Paleontologists have an interesting relationship with quarry operators. By their very nature quarry operations destroy fossils and their geological context. And yet, by exposing new layers of rock quarrying operations lead to the discovery of new fossil deposits that might otherwise never have been found. The two most productive vertebrate fossil sites in Virginia, Solite and Carmel Church, were both discovered as a result of quarrying operations.
In the case of the Solite Quarry, mining operations have recently increased and now encompass the unique insect bed that VMNH has been excavating for many years. In an effort to preserve as much of the deposit as possible, National Geographic has provided a grant to VMNH to conduct a salvage operation at Solite.

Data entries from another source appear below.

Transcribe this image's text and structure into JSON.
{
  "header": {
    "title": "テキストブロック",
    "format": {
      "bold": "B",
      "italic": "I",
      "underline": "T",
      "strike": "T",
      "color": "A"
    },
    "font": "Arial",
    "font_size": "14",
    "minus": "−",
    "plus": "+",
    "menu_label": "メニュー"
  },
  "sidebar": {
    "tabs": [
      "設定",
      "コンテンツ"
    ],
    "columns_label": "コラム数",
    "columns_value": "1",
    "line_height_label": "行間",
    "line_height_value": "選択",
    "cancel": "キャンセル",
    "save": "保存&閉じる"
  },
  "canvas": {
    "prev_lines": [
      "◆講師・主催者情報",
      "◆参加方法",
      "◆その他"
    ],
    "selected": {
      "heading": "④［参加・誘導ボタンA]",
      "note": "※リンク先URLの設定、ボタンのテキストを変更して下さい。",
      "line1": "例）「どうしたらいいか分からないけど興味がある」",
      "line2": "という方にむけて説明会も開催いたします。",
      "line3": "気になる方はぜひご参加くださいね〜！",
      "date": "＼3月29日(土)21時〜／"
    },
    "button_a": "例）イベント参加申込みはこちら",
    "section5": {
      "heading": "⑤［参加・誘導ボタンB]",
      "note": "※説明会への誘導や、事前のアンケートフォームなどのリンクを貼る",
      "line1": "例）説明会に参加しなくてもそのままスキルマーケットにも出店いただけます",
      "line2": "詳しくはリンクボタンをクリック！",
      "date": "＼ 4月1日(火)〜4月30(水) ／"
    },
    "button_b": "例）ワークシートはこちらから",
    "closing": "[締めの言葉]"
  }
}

After arranging for access from the new quarry owners we began our salvage operation last Saturday. A VMNH crew, accompanied by Andy Heckert and a group of Appalachian State students and by Paul Olsen (who originally discovered the insect bed) made a quick survey of the site and began removal of the remaining insect bed and the overlying sediments.
In a salvage operation like this one, we’re not actually doing a lot of processing in the field. We’re trying to get to the insect bed as rapidly as possible and take it back to the museum, where we can examine it in detail. That means we don’t actually see that many fossils in the field, and we use rather large tools to excavate the tiny Solite insects:
We did find a few somewhat photogenic specimens, including this plant fragment:
…as well as a possible large fish skull:
We’ll continue excavating the Solite deposits through the coming month at least. Thanks to Ararat Rock for providing access to the quarry, and to National Geographic for providing funds to make the excavation possible.